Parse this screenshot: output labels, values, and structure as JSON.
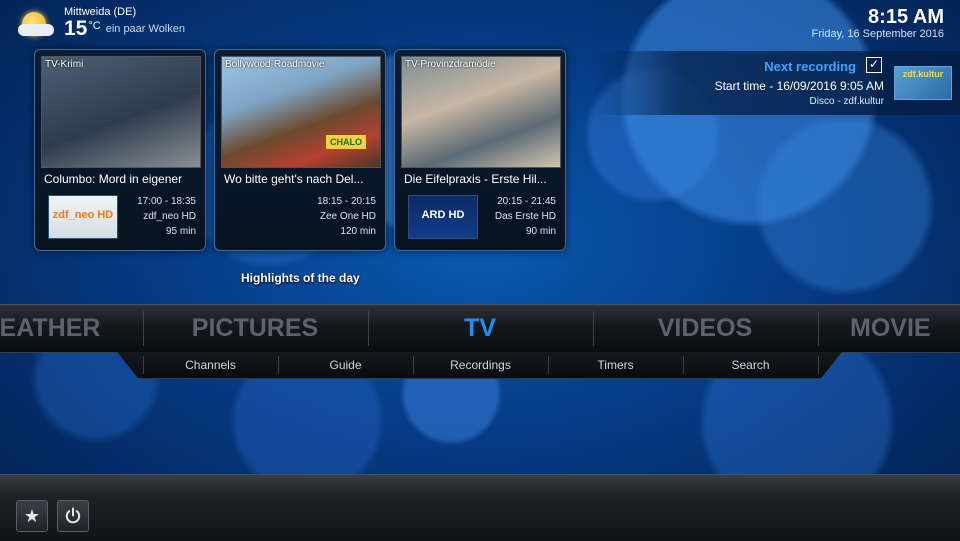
{
  "weather": {
    "location": "Mittweida (DE)",
    "temperature": "15",
    "unit": "°C",
    "condition": "ein paar Wolken",
    "icon": "partly-cloudy-icon"
  },
  "clock": {
    "time": "8:15 AM",
    "date": "Friday, 16 September 2016"
  },
  "next_recording": {
    "title": "Next recording",
    "start": "Start time - 16/09/2016 9:05 AM",
    "channel": "Disco - zdf.kultur",
    "logo_text": "zdf.kultur"
  },
  "cards": [
    {
      "genre": "TV-Krimi",
      "title": "Columbo: Mord in eigener",
      "time": "17:00 - 18:35",
      "channel": "zdf_neo HD",
      "duration": "95 min",
      "logo_text": "zdf_neo HD"
    },
    {
      "genre": "Bollywood-Roadmovie",
      "title": "Wo bitte geht's nach Del...",
      "time": "18:15 - 20:15",
      "channel": "Zee One HD",
      "duration": "120 min",
      "thumb_text": "CHALO"
    },
    {
      "genre": "TV-Provinzdramödie",
      "title": "Die Eifelpraxis - Erste Hil...",
      "time": "20:15 - 21:45",
      "channel": "Das Erste HD",
      "duration": "90 min",
      "logo_text": "ARD HD"
    }
  ],
  "highlights_label": "Highlights of the day",
  "main_menu": [
    "EATHER",
    "PICTURES",
    "TV",
    "VIDEOS",
    "MOVIE"
  ],
  "sub_menu": [
    "Channels",
    "Guide",
    "Recordings",
    "Timers",
    "Search"
  ],
  "bottom_buttons": [
    "favourites-star-icon",
    "power-icon"
  ],
  "colors": {
    "accent": "#1f8df3",
    "next_recording_title": "#3da4ff"
  }
}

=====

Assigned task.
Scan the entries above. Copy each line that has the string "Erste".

Answer to the exercise.
      "title": "Die Eifelpraxis - Erste Hil...",
      "channel": "Das Erste HD",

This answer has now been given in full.